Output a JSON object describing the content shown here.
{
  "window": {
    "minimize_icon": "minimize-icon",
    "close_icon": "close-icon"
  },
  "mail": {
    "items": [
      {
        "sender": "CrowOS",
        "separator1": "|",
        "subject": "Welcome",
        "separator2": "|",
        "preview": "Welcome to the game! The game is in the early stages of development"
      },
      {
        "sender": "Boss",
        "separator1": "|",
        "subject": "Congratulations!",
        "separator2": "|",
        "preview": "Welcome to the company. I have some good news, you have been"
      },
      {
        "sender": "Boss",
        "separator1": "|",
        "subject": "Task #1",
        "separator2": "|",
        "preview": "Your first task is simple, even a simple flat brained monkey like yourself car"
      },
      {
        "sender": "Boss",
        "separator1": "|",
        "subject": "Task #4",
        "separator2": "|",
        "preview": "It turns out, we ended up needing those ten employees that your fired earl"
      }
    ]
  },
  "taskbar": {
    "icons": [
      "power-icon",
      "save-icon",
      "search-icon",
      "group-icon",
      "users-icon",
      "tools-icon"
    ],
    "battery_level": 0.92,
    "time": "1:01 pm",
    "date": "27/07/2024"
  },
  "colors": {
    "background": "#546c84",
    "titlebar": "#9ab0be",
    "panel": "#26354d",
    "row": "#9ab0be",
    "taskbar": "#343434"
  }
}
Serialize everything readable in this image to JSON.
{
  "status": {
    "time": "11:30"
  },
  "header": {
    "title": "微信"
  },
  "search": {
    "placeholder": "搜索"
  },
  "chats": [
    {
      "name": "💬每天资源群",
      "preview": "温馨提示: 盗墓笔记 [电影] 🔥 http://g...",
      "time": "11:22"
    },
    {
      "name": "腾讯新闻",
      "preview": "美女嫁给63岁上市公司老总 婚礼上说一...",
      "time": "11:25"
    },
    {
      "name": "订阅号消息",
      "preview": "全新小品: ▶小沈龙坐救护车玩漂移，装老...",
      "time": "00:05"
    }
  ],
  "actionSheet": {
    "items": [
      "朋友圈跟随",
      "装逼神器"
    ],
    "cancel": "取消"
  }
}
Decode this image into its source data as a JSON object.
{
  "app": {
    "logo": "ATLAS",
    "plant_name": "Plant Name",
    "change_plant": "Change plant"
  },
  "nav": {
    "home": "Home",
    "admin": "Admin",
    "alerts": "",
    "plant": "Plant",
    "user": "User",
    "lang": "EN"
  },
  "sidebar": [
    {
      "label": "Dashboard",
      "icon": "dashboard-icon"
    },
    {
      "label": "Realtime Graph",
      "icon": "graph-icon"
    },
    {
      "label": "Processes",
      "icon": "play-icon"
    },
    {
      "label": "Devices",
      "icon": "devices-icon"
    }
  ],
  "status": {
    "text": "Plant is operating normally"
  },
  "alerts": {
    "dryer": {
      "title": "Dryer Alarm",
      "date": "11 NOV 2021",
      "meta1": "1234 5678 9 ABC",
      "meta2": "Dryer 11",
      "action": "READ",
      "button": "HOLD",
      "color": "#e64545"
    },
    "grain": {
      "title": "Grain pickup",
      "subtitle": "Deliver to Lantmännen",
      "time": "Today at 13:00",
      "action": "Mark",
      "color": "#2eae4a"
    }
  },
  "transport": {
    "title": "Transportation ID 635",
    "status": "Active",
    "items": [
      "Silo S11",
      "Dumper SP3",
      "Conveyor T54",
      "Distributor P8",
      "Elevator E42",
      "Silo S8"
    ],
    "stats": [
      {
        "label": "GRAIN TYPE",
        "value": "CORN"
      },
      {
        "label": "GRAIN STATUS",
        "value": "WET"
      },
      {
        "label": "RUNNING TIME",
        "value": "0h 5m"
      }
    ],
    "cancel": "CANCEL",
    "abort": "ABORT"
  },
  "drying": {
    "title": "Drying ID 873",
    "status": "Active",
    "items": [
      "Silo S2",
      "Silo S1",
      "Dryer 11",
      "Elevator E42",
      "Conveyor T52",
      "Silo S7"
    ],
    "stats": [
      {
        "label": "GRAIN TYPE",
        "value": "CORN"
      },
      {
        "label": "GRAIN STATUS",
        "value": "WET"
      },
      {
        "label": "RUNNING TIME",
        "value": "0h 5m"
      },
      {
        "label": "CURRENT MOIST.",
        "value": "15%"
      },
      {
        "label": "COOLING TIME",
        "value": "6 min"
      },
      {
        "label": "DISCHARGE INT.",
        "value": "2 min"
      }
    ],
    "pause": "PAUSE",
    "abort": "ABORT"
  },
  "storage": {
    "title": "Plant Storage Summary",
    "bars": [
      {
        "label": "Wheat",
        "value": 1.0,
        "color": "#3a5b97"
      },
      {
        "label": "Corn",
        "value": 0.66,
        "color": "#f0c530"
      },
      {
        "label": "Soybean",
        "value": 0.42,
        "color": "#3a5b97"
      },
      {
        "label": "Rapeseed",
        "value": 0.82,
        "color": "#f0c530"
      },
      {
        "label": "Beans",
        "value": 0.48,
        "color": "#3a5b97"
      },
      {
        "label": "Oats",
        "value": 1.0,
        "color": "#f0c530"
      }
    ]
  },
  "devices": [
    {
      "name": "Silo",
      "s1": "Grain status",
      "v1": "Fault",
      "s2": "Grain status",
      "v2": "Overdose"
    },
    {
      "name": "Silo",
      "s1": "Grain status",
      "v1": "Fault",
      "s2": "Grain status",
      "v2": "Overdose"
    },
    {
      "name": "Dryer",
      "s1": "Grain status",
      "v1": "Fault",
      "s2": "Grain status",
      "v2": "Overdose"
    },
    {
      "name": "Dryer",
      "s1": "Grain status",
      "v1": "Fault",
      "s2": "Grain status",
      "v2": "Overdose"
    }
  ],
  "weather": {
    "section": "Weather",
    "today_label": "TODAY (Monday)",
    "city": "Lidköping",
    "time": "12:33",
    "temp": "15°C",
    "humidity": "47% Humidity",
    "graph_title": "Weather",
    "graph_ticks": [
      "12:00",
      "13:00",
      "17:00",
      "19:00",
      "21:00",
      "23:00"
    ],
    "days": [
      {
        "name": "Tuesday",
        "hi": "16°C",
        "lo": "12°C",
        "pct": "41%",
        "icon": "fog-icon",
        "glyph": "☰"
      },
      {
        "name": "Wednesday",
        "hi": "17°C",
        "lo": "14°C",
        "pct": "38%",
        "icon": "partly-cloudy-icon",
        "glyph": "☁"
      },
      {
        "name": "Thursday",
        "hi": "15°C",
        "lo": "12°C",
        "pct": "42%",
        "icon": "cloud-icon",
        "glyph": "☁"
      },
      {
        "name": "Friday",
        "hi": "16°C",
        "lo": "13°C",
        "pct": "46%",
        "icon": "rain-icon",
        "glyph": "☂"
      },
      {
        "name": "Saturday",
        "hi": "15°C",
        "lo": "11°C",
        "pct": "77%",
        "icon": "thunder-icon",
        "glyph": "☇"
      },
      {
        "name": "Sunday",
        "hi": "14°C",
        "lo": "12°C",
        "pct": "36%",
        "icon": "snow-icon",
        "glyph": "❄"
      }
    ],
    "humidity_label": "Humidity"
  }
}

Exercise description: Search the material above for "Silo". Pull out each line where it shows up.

Response to the task:
      "Silo S11",
      "Silo S8"
      "Silo S2",
      "Silo S1",
      "Silo S7"
      "name": "Silo",
      "name": "Silo",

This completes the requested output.